Students fulfill requirements for the Master of Science in Population Medicine (ScM) through a nine-course sequence -- taken in addition to medical school coursework -- and a thesis.  

 

 

Courses

Health Systems Science I and II 

These courses introduce students to health care systems in the United States and beyond.  Both courses, integrated with the Doctoring and Integrated Medical Science courses during Years 1 and 2, focus specifically on topics such as health care financing, health disparities, social determinants of health, patient safety, quality improvement, and medical-legal partnerships.

Research Methods in Population Medicine

This course, offered during Year 1, prepares students to develop and demonstrate the necessary research skills to formulate a population medicine research question and then design and conduct an investigational study culminating in a manuscript to satisfy thesis requirements of the ScM degree.

Quantitative Methods

This course, offered in the summer between Years 1 and 2, focuses on biostatics and epidemiology. Taught online format and complemented by instructor office hours, the course focuses on the principles of epidemiology, study design, hypothesis testing, parametric and non-parametric tests and the integration of these concepts into clinical care.

Leadership in Health Care

This course is designed to "educate a new type of physician.  It emphasizes teamwork and leadership, population science, and behavioral and social medicine with an eye toward developing physician-leaders who improve the quality of health care and wellness of the population.

Population and Clinical Medicine I and II

These courses, woven into the Longitudinal Integrated Clerkship (LIC), focus on the intersection of population medicine and clinical care of individuals and populations. Topics include dental care in underserved populations, medical care of incarcerated persons, poly- pharmacy in elderly individuals, quality improvement, patient safety and the patient-centered medical home. 

Thesis

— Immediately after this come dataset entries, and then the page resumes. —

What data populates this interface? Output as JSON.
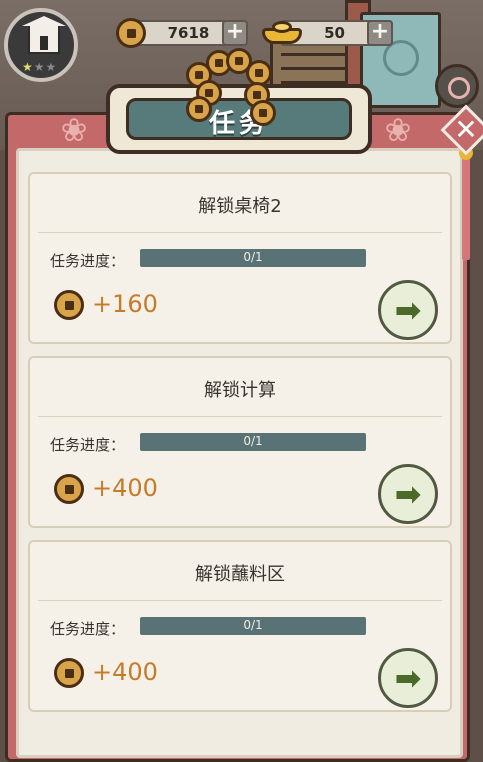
{
  "hud": {
    "coins": "7618",
    "ingots": "50",
    "plus_label": "+",
    "stars": {
      "filled": 1,
      "total": 3,
      "glyph": "★"
    }
  },
  "panel": {
    "title": "任务",
    "close_glyph": "✕",
    "flower_glyph": "❀"
  },
  "quests": [
    {
      "title": "解锁桌椅2",
      "progress_label": "任务进度：",
      "progress_text": "0/1",
      "progress": 0,
      "reward": "+160"
    },
    {
      "title": "解锁计算",
      "progress_label": "任务进度：",
      "progress_text": "0/1",
      "progress": 0,
      "reward": "+400"
    },
    {
      "title": "解锁蘸料区",
      "progress_label": "任务进度：",
      "progress_text": "0/1",
      "progress": 0,
      "reward": "+400"
    }
  ],
  "go_glyph": "➡",
  "icons": {
    "avatar": "shop-icon",
    "coin": "copper-coin-icon",
    "ingot": "gold-ingot-icon",
    "close": "close-icon",
    "go": "arrow-right-icon"
  },
  "colors": {
    "panel": "#c4696a",
    "banner": "#577a7a",
    "progress_bar": "#597275",
    "reward_text": "#c77b2a",
    "go_button": "#e8eed7"
  }
}
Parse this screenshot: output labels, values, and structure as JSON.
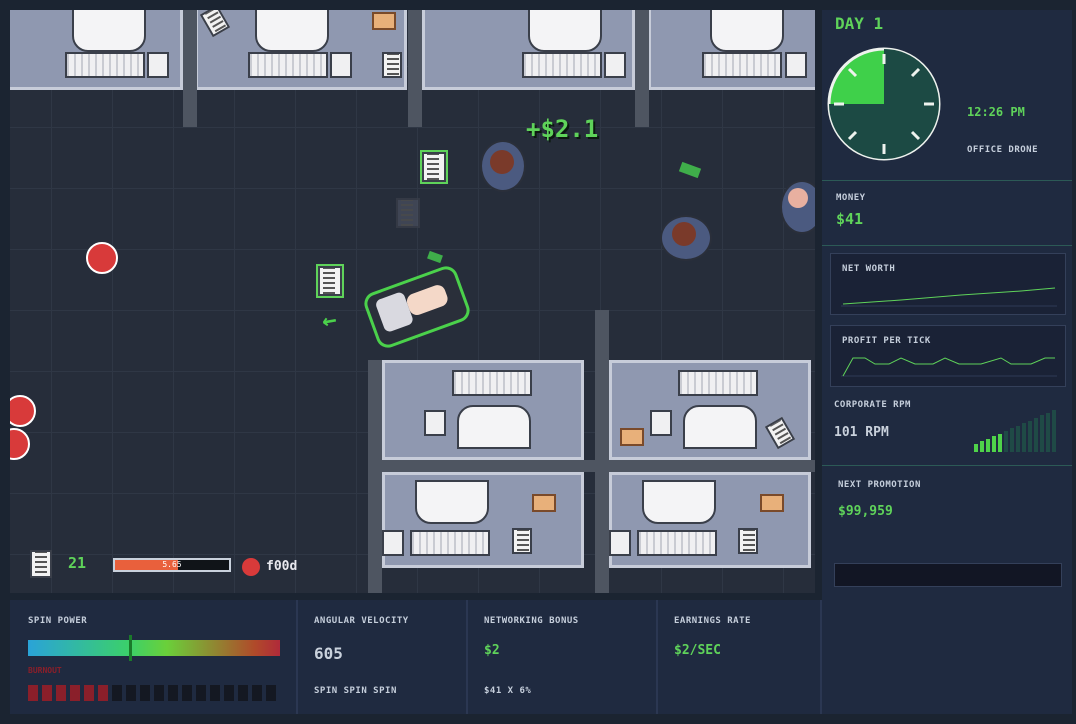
{
  "hud": {
    "float_text": "+$2.1",
    "paper_count": "21",
    "food_bar_value": "5.65",
    "food_bar_fraction": 0.55,
    "food_label": "f00d"
  },
  "sidebar": {
    "day": "DAY 1",
    "time": "12:26 PM",
    "rank": "OFFICE DRONE",
    "money_label": "MONEY",
    "money_value": "$41",
    "net_worth_label": "NET WORTH",
    "profit_label": "PROFIT PER TICK",
    "rpm_label": "CORPORATE RPM",
    "rpm_value": "101 RPM",
    "rpm_bars_lit": 5,
    "rpm_bars_total": 14,
    "promotion_label": "NEXT PROMOTION",
    "promotion_value": "$99,959",
    "promotion_progress": 0.0
  },
  "bottom": {
    "spin_power_label": "SPIN POWER",
    "spin_power_level": 0.4,
    "burnout_label": "BURNOUT",
    "burnout_lit": 6,
    "burnout_total": 18,
    "angular_label": "ANGULAR VELOCITY",
    "angular_value": "605",
    "angular_sub": "SPIN SPIN SPIN",
    "network_label": "NETWORKING BONUS",
    "network_value": "$2",
    "network_sub": "$41 X 6%",
    "earnings_label": "EARNINGS RATE",
    "earnings_value": "$2/SEC"
  },
  "colors": {
    "accent_green": "#5fd35a",
    "panel": "#1f2a40",
    "burnout_red": "#8a1f2a"
  }
}
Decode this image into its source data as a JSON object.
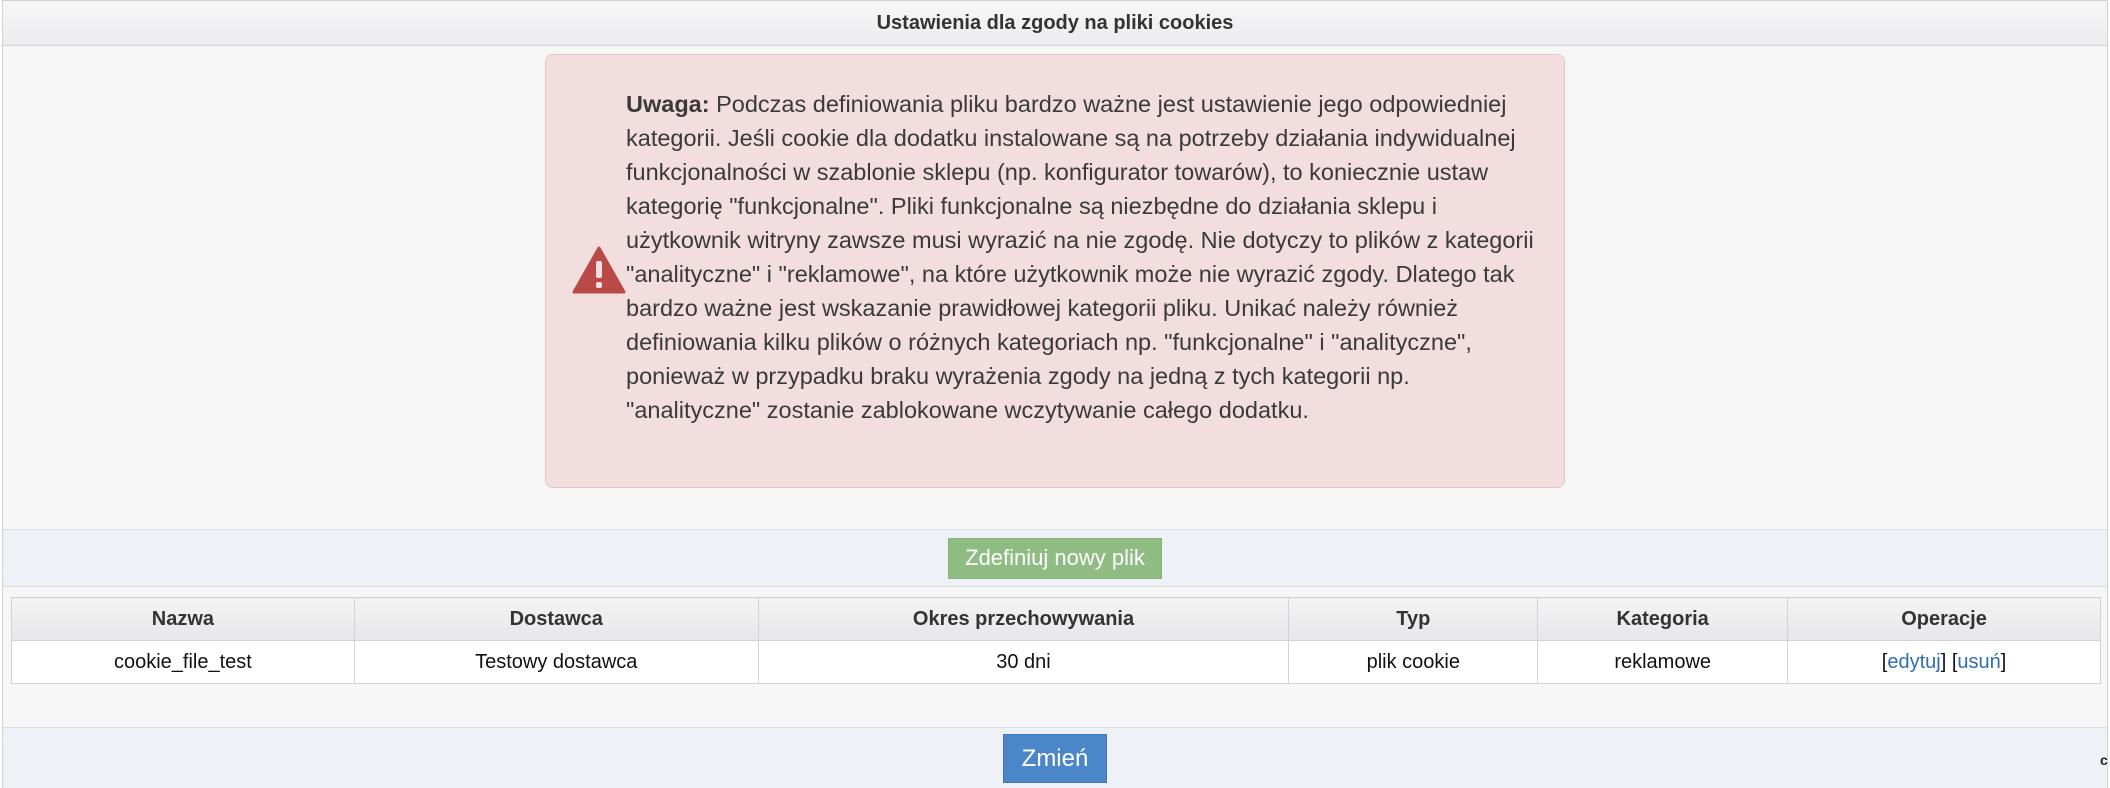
{
  "panel": {
    "title": "Ustawienia dla zgody na pliki cookies"
  },
  "alert": {
    "icon": "warning-triangle-icon",
    "bold": "Uwaga:",
    "text": " Podczas definiowania pliku bardzo ważne jest ustawienie jego odpowiedniej kategorii. Jeśli cookie dla dodatku instalowane są na potrzeby działania indywidualnej funkcjonalności w szablonie sklepu (np. konfigurator towarów), to koniecznie ustaw kategorię \"funkcjonalne\". Pliki funkcjonalne są niezbędne do działania sklepu i użytkownik witryny zawsze musi wyrazić na nie zgodę. Nie dotyczy to plików z kategorii \"analityczne\" i \"reklamowe\", na które użytkownik może nie wyrazić zgody. Dlatego tak bardzo ważne jest wskazanie prawidłowej kategorii pliku. Unikać należy również definiowania kilku plików o różnych kategoriach np. \"funkcjonalne\" i \"analityczne\", ponieważ w przypadku braku wyrażenia zgody na jedną z tych kategorii np. \"analityczne\" zostanie zablokowane wczytywanie całego dodatku.",
    "color": "#f2dede",
    "icon_color": "#b94a48"
  },
  "add_button": {
    "label": "Zdefiniuj nowy plik",
    "color": "#8fbc82"
  },
  "table": {
    "headers": [
      "Nazwa",
      "Dostawca",
      "Okres przechowywania",
      "Typ",
      "Kategoria",
      "Operacje"
    ],
    "rows": [
      {
        "name": "cookie_file_test",
        "provider": "Testowy dostawca",
        "retention": "30 dni",
        "type": "plik cookie",
        "category": "reklamowe",
        "ops": {
          "bracket_open": "[",
          "edit": "edytuj",
          "mid": "] [",
          "delete": "usuń",
          "bracket_close": "]"
        }
      }
    ]
  },
  "submit_button": {
    "label": "Zmień",
    "color": "#4a86c8"
  },
  "edge_text": "c"
}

In addition to this coursework, students are required to perform scholarly work and write a thesis. Students choose a mentor and begin their research project in the summer between Years 1 and 2.  Projects are diverse and students are encouraged to choose topics they are passionate about.